Imagine joining a party …
You open the door, and see a sea of grey suits.
You see lots of faces, but you don’t recognize anyone. You hear a soft murmur. But no laughter. Not even a smile.
You can’t even figure out where the drinks and snacks are. You feel lost. Lonely.
Wouldn’t you want to turn around and leave? Go to a place where you feel welcome?
This happens on home pages around the web all the time.
You’re not sure where you’ve arrived because the home page is fuzzy. You don’t feel welcome, because the design is too hypey or too bland. And worst of all, you don’t know where to click because it’s cluttered.
My old home page was a little boring
A rather grey party. No personality. No music. No laughter.
When I started my business, I was nervous about showing myself online, and I didn’t have a clue how to portray myself. As an agency? Or as an independent consultant? As a blogger or a business? As a content marketer or a writer?
My ideas were fuzzy, and my home page reflected that.
I knew it was time for a change.
My home page had to ooze more personality. This business is about me connecting with you. No faceless company. No gobbledygook. But a human touch.
This wasn’t a vanity or branding project.
As my business is evolving from freelance copywriting to selling books and e-courses, the home page had to reflect this change. Growing my email list and engaging my readers are my top priorities.
What about your home page?
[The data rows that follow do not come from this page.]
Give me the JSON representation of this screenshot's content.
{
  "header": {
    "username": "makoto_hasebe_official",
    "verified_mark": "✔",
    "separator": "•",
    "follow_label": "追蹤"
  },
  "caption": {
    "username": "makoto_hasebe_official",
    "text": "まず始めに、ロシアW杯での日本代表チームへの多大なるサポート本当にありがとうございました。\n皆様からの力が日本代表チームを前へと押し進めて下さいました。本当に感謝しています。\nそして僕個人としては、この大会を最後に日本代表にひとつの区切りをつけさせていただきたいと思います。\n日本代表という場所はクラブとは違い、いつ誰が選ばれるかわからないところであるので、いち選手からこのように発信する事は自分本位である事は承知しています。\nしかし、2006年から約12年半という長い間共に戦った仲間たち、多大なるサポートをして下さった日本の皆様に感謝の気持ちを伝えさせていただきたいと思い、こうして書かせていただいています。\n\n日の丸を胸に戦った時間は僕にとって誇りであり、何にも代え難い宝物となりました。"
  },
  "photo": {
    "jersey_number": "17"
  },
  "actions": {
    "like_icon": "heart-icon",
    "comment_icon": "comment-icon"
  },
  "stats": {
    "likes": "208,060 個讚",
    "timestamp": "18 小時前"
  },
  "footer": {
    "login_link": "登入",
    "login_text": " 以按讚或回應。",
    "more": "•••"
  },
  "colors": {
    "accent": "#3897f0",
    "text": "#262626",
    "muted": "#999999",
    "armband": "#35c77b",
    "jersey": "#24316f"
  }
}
Does it reflect your current business? Your personality?
Step 1. Define the top tasks for your home page
What is a welcoming home page?
A good home page exudes the right feeling, but most importantly, it allows web visitors to do what they want to do—and do this quickly. A fuzzy or confusing home page turns visitors away.
The top tasks differ for each business. A home page for an e-commerce store will feature popular categories or current offers. A home page for a freelance web designer may tell you what he does and encourage you to explore his services or view case studies.
In many cases, a home page acts like a billboard, explaining quickly where people have arrived before inviting them to join your party and explore your site.
On my site, most repeat visitors want to find and read my latest blog post. New visitors may want to do the same. They likely have already heard about me, and they probably want to learn more about writing or blogging. New visitors may also want to join my snackable writing course, and for me this is an important task because once I get people on my list, I can build a relationship.
What do you want to tell people arriving on your home page? And what do visitors want to do?
Step 2. Find inspiration and a common language
When you’re planning a party with a group of people, you need to agree what a good party is. Do you mean a luxurious dinner party for a small group of intimate friends? Or a huge dance party with loud music? Or cocktails and snacks at 5pm?
When you hire a designer to work for you, you also need to establish a common language:
- What do you mean with adding more personality to your site?
- How do you think you can increase clicks and conversions?
To create a common understanding, Mark Reynolds, my web designer, and I reviewed a few websites together, including:
- LKR social media—this home page has a super-strong focus on gaining email subscribers, but the overall look and feel is a little too corporate for what I want to achieve.
- Erika Napoletano—this home page has strong personality, but I wanted a sharper focus on what web visitors should do.
- Ian Brodie—I had watched his video on the LeadPages blog explaining how a 2-step opt-in process had boosted his conversions, and I wanted to try the same. I also liked the bullet points explaining the benefits of joining his list. (Note: Ian’s home page has changed since this article was written.)
Be careful. When you review other websites, always consider whether they’re trying to achieve the same thing as you. You can easily become distracted by nice party hats that don’t suit your chic dinner party.
Which websites have similar objectives to you? How can they inspire your home page design? What do you like or dislike?
Step 3. How to increase conversions
In step 1, you defined your top tasks—what web visitors want to do, and what’s important to your business.
But how do you get people to take action to explore your site? Rather than turn around and click away?
Take away distractions, boost visitor’s confidence, and entice them with your offer:
- Have a clear information hierarchy—web visitors should know at a glance what’s most important on your home page
- Make clear why people should click through—what will they find when they click through? And how will you help them? Explain benefits, not just features.
- Establish your credibility with logos or testimonials
- Keep your design clean because simple designs are more beautiful and boost conversions
- Avoid too many clever touches—creativity is great (of course!), but don’t be so creative visitors get confused
- Ensure your images are visually appealing and support your goals—have you noted on my new home page how I look at the call to action? And how my elbow points the same way?
We can tinker forever
Websites are never finished.
Design trends change. Our business evolves.
And we grow older.
Don’t let your website go musty and moldy. Throw out the rubbish from time to time. And polish your site to give it a nice glow.
Then let it rest until your next Spring clean.